Our government can provide important strategic leadership and cost-effective funding to get ahead of water-accelerated conflicts; to get ahead of droughts so they don’t become famines; to get ahead of infectious diseases so they don’t become pandemics; to dramatically improve basic disease prevention by helping ministers of health create plans to equip the tens of thousands of healthcare facilities that currently operate without water and sanitation throughout the developing world.

This work is in America’s best interest. Global health and security improve economic outcomes and increase viable trade partners for American goods and services. There remains clear urgency and opportunity in increasing access to clean water. The U.S. Global Water Strategy must be increasingly included as a vital tool for U.S. defense, development, and diplomacy efforts across the globe. Water can be currency for global peace.
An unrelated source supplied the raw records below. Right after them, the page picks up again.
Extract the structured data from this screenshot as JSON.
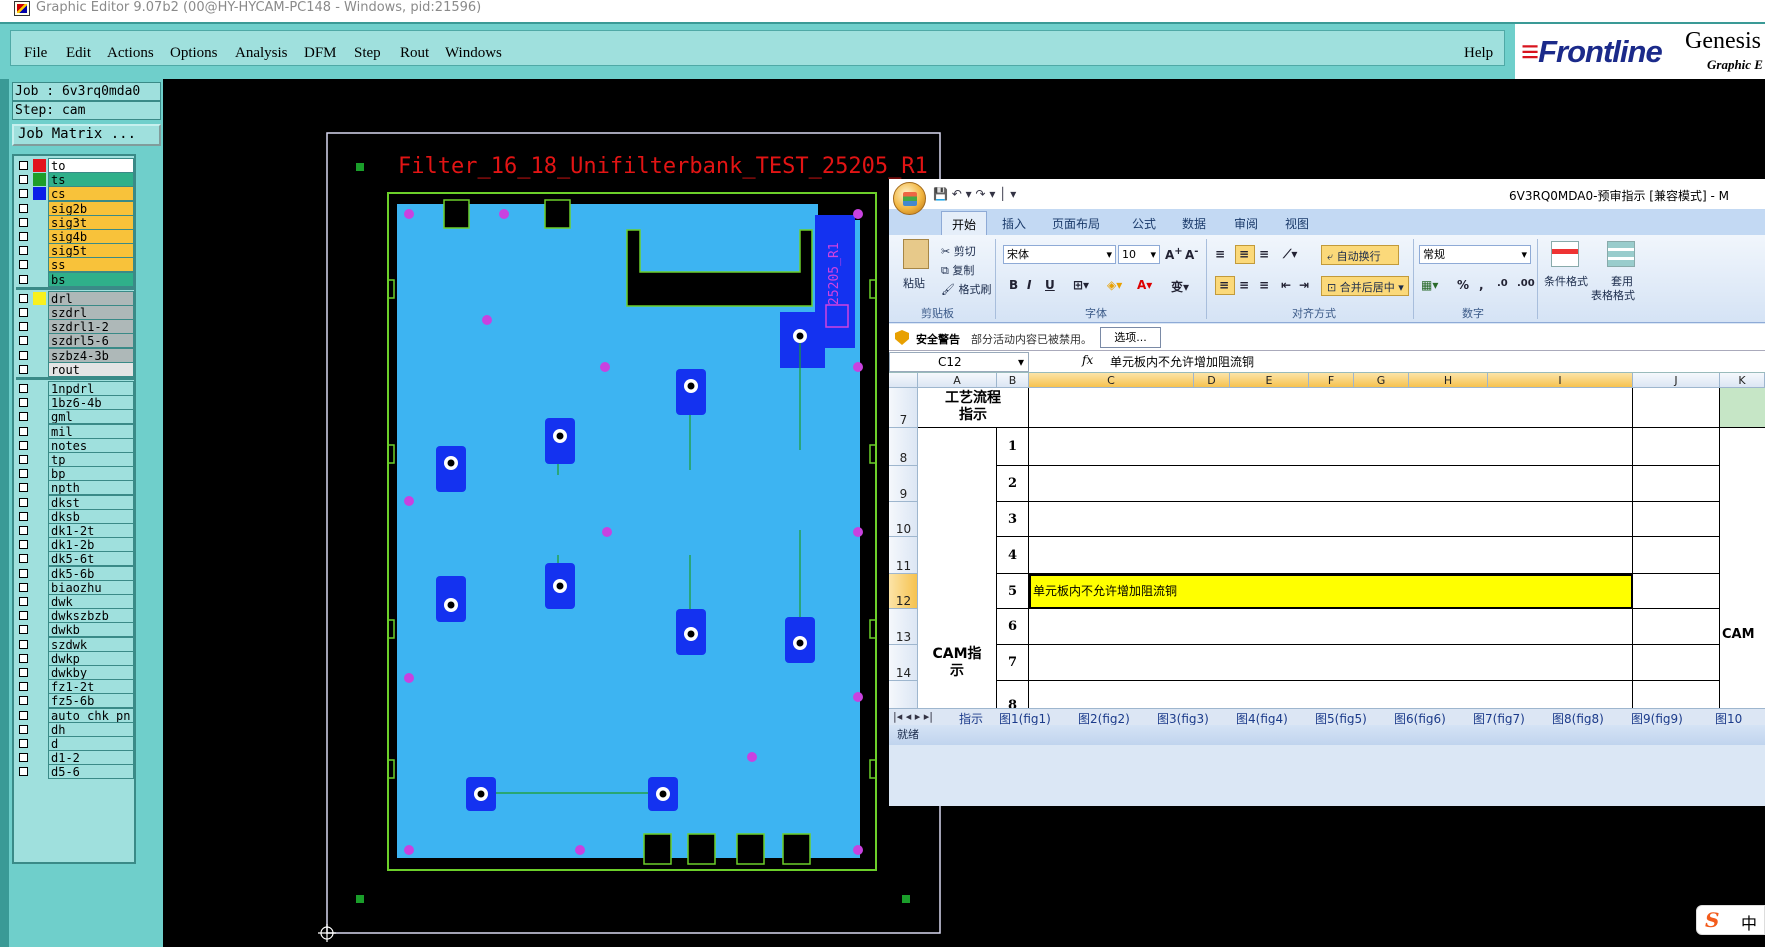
{
  "window": {
    "title": "Graphic Editor 9.07b2 (00@HY-HYCAM-PC148 - Windows, pid:21596)"
  },
  "menu": {
    "items": [
      "File",
      "Edit",
      "Actions",
      "Options",
      "Analysis",
      "DFM",
      "Step",
      "Rout",
      "Windows"
    ],
    "help": "Help"
  },
  "brand": {
    "frontline": "Frontline",
    "product": "Genesis",
    "sub": "Graphic E"
  },
  "job": {
    "job_line": "Job : 6v3rq0mda0",
    "step_line": "Step: cam",
    "matrix_button": "Job Matrix ..."
  },
  "layers": [
    {
      "name": "to",
      "color": "#e2141e",
      "bg": "#ffffff"
    },
    {
      "name": "ts",
      "color": "#1e9e2a",
      "bg": "#2fb08a"
    },
    {
      "name": "cs",
      "color": "#0a1ee8",
      "bg": "#f8c23a"
    },
    {
      "name": "sig2b",
      "color": "",
      "bg": "#f8c23a"
    },
    {
      "name": "sig3t",
      "color": "",
      "bg": "#f8c23a"
    },
    {
      "name": "sig4b",
      "color": "",
      "bg": "#f8c23a"
    },
    {
      "name": "sig5t",
      "color": "",
      "bg": "#f8c23a"
    },
    {
      "name": "ss",
      "color": "",
      "bg": "#f8c23a"
    },
    {
      "name": "bs",
      "color": "",
      "bg": "#2fb08a"
    },
    {
      "name": "drl",
      "color": "#f8f01e",
      "bg": "#aeb8b8"
    },
    {
      "name": "szdrl",
      "color": "",
      "bg": "#aeb8b8"
    },
    {
      "name": "szdrl1-2",
      "color": "",
      "bg": "#aeb8b8"
    },
    {
      "name": "szdrl5-6",
      "color": "",
      "bg": "#aeb8b8"
    },
    {
      "name": "szbz4-3b",
      "color": "",
      "bg": "#aeb8b8"
    },
    {
      "name": "rout",
      "color": "",
      "bg": "#e4e4e4"
    },
    {
      "name": "1npdrl",
      "color": "",
      "bg": "#9fe0dd"
    },
    {
      "name": "1bz6-4b",
      "color": "",
      "bg": "#9fe0dd"
    },
    {
      "name": "gml",
      "color": "",
      "bg": "#9fe0dd"
    },
    {
      "name": "mil",
      "color": "",
      "bg": "#9fe0dd"
    },
    {
      "name": "notes",
      "color": "",
      "bg": "#9fe0dd"
    },
    {
      "name": "tp",
      "color": "",
      "bg": "#9fe0dd"
    },
    {
      "name": "bp",
      "color": "",
      "bg": "#9fe0dd"
    },
    {
      "name": "npth",
      "color": "",
      "bg": "#9fe0dd"
    },
    {
      "name": "dkst",
      "color": "",
      "bg": "#9fe0dd"
    },
    {
      "name": "dksb",
      "color": "",
      "bg": "#9fe0dd"
    },
    {
      "name": "dk1-2t",
      "color": "",
      "bg": "#9fe0dd"
    },
    {
      "name": "dk1-2b",
      "color": "",
      "bg": "#9fe0dd"
    },
    {
      "name": "dk5-6t",
      "color": "",
      "bg": "#9fe0dd"
    },
    {
      "name": "dk5-6b",
      "color": "",
      "bg": "#9fe0dd"
    },
    {
      "name": "biaozhu",
      "color": "",
      "bg": "#9fe0dd"
    },
    {
      "name": "dwk",
      "color": "",
      "bg": "#9fe0dd"
    },
    {
      "name": "dwkszbzb",
      "color": "",
      "bg": "#9fe0dd"
    },
    {
      "name": "dwkb",
      "color": "",
      "bg": "#9fe0dd"
    },
    {
      "name": "szdwk",
      "color": "",
      "bg": "#9fe0dd"
    },
    {
      "name": "dwkp",
      "color": "",
      "bg": "#9fe0dd"
    },
    {
      "name": "dwkby",
      "color": "",
      "bg": "#9fe0dd"
    },
    {
      "name": "fz1-2t",
      "color": "",
      "bg": "#9fe0dd"
    },
    {
      "name": "fz5-6b",
      "color": "",
      "bg": "#9fe0dd"
    },
    {
      "name": "auto_chk_pn",
      "color": "",
      "bg": "#9fe0dd"
    },
    {
      "name": "dh",
      "color": "",
      "bg": "#9fe0dd"
    },
    {
      "name": "d",
      "color": "",
      "bg": "#9fe0dd"
    },
    {
      "name": "d1-2",
      "color": "",
      "bg": "#9fe0dd"
    },
    {
      "name": "d5-6",
      "color": "",
      "bg": "#9fe0dd"
    }
  ],
  "board": {
    "title": "Filter_16_18_Unifilterbank_TEST_25205_R1",
    "side_label": "25205_R1"
  },
  "excel": {
    "doc_title": "6V3RQ0MDA0-预审指示  [兼容模式] - M",
    "tabs": [
      "开始",
      "插入",
      "页面布局",
      "公式",
      "数据",
      "审阅",
      "视图"
    ],
    "clipboard": {
      "paste": "粘贴",
      "cut": "剪切",
      "copy": "复制",
      "format_painter": "格式刷",
      "label": "剪贴板"
    },
    "font": {
      "name": "宋体",
      "size": "10",
      "label": "字体"
    },
    "align": {
      "wrap": "自动换行",
      "merge": "合并后居中",
      "label": "对齐方式"
    },
    "number": {
      "format": "常规",
      "label": "数字"
    },
    "styles": {
      "cond": "条件格式",
      "table1": "套用",
      "table2": "表格格式"
    },
    "security": {
      "title": "安全警告",
      "message": "部分活动内容已被禁用。",
      "options": "选项..."
    },
    "namebox": "C12",
    "fx": "fx",
    "formula": "单元板内不允许增加阻流铜",
    "columns": [
      "A",
      "B",
      "C",
      "D",
      "E",
      "F",
      "G",
      "H",
      "I",
      "J",
      "K"
    ],
    "rows": [
      "7",
      "8",
      "9",
      "10",
      "11",
      "12",
      "13",
      "14"
    ],
    "header_cell": "工艺流程\n指示",
    "cam_label": "CAM指\n示",
    "cam_label_k": "CAM",
    "items": [
      "1",
      "2",
      "3",
      "4",
      "5",
      "6",
      "7",
      "8"
    ],
    "highlight_text": "单元板内不允许增加阻流铜",
    "sheets": [
      "指示",
      "图1(fig1)",
      "图2(fig2)",
      "图3(fig3)",
      "图4(fig4)",
      "图5(fig5)",
      "图6(fig6)",
      "图7(fig7)",
      "图8(fig8)",
      "图9(fig9)",
      "图10"
    ],
    "status": "就绪"
  },
  "ime": {
    "mode": "中",
    "logo": "S"
  }
}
Bill Frist is a heart and lung transplant surgeon, former U.S. Senate majority leader, and founder and chairman of global health organization Hope Through Healing Hands. Follow him on Twitter at @bfrist.